> **TASK TO COMPLETE**: Examine each line of the data. Copy those that contain the string "Баннер".

Saved entries
━━━━━━━━━━━━━━━━
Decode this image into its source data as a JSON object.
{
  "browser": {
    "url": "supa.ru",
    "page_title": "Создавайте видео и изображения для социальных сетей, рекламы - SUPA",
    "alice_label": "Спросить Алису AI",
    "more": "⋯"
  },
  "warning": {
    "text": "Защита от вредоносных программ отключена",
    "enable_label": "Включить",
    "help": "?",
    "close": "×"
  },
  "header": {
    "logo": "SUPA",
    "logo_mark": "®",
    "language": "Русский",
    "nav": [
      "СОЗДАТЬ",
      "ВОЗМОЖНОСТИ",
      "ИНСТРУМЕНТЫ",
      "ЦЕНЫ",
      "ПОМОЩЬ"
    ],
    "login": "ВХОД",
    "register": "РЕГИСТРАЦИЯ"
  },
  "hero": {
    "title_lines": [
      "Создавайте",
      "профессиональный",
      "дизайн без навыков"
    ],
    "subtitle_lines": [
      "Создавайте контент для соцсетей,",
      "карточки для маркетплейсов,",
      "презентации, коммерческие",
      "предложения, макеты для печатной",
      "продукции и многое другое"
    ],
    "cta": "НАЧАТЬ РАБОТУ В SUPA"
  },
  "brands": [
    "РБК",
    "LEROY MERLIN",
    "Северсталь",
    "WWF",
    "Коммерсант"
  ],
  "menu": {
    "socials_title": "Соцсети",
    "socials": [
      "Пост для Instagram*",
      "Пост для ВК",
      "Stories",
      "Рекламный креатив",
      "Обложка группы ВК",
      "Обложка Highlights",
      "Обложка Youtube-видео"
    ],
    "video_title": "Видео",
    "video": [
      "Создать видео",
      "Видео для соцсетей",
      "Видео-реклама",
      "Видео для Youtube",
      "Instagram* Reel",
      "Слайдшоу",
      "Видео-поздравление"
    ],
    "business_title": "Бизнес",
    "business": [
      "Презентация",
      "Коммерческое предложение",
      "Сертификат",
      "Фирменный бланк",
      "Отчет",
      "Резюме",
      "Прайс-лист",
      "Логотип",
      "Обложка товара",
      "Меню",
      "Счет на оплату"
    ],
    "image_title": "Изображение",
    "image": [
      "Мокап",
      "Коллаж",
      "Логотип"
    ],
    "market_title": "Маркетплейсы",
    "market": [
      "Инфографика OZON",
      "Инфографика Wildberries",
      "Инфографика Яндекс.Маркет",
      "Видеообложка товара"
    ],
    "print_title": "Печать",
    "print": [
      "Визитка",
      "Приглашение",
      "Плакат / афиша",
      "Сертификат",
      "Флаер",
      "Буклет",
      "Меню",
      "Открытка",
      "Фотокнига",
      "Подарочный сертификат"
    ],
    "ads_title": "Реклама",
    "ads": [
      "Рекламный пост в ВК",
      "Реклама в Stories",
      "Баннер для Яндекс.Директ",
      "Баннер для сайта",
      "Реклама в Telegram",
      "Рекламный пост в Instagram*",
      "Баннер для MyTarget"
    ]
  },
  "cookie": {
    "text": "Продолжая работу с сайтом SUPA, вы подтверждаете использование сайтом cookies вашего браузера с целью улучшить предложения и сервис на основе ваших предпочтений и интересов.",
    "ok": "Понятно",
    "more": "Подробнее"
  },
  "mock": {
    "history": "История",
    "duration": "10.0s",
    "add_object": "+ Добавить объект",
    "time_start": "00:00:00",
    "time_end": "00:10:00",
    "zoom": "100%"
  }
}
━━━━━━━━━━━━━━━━
> **TASK SOLUTION**:
      "Баннер для Яндекс.Директ",
      "Баннер для сайта",
      "Баннер для MyTarget"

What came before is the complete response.